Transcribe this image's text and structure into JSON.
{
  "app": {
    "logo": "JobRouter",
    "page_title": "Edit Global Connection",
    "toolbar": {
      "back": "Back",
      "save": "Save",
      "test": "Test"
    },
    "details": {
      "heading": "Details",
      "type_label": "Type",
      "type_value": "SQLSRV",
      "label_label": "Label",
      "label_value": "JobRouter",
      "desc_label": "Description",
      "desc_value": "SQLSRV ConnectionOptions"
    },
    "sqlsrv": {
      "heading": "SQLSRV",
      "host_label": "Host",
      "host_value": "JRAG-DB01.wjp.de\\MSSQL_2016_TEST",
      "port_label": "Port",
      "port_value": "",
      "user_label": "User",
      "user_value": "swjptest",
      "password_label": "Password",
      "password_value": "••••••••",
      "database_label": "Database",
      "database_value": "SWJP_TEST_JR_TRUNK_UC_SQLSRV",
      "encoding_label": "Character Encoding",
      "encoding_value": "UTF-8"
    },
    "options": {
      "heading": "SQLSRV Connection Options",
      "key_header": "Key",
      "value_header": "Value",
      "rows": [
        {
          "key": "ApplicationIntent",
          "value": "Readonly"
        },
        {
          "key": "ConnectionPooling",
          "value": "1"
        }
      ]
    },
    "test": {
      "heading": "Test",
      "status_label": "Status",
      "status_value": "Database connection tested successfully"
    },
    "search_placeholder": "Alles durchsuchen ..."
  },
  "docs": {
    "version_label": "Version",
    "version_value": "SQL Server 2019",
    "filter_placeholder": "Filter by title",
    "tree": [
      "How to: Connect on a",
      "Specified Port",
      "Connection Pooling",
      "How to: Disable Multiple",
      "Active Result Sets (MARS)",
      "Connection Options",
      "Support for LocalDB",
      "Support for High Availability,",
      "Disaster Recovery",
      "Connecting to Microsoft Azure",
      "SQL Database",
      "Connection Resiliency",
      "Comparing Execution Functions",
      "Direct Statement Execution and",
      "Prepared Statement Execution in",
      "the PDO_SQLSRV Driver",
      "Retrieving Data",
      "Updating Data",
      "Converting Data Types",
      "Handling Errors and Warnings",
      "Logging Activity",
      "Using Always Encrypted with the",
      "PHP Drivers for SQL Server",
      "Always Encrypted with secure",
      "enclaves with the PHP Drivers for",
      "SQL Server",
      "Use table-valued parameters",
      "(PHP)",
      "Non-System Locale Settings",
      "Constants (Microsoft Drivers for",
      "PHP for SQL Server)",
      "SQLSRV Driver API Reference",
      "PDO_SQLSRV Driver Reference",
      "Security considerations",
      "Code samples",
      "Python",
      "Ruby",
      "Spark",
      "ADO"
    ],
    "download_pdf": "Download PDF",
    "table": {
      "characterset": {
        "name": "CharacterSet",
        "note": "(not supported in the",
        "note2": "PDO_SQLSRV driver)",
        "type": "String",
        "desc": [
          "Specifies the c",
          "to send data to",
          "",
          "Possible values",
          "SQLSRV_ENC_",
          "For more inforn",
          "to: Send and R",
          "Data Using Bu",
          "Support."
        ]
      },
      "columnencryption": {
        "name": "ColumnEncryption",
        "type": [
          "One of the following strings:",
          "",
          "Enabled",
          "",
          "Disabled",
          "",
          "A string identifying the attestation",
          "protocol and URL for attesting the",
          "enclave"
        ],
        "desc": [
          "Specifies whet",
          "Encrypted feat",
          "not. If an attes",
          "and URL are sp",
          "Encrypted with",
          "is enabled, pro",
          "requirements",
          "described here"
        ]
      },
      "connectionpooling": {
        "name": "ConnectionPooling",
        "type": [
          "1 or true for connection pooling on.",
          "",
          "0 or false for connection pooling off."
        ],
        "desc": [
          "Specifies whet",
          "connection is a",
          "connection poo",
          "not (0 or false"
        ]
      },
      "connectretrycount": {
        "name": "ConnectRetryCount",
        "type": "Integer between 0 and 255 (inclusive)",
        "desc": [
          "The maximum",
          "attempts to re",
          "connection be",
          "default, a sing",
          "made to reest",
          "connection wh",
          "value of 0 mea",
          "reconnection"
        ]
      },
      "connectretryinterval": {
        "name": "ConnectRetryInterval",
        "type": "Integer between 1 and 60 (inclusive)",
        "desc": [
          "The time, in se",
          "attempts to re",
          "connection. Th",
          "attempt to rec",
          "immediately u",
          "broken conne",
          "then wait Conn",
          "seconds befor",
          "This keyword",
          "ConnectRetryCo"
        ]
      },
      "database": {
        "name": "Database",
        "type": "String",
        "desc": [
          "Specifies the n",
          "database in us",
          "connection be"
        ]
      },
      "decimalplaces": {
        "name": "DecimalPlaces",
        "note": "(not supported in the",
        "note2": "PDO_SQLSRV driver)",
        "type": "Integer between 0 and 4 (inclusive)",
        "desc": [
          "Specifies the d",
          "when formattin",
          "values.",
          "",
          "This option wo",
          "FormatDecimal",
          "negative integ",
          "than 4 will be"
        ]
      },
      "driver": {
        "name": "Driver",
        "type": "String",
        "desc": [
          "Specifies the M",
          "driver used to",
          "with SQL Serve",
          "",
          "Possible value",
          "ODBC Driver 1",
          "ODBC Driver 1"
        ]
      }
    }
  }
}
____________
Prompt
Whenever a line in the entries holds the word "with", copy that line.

Task result
      "Using Always Encrypted with the",
      "Always Encrypted with secure",
      "enclaves with the PHP Drivers for",
          "Encrypted with",
          "with SQL Serve",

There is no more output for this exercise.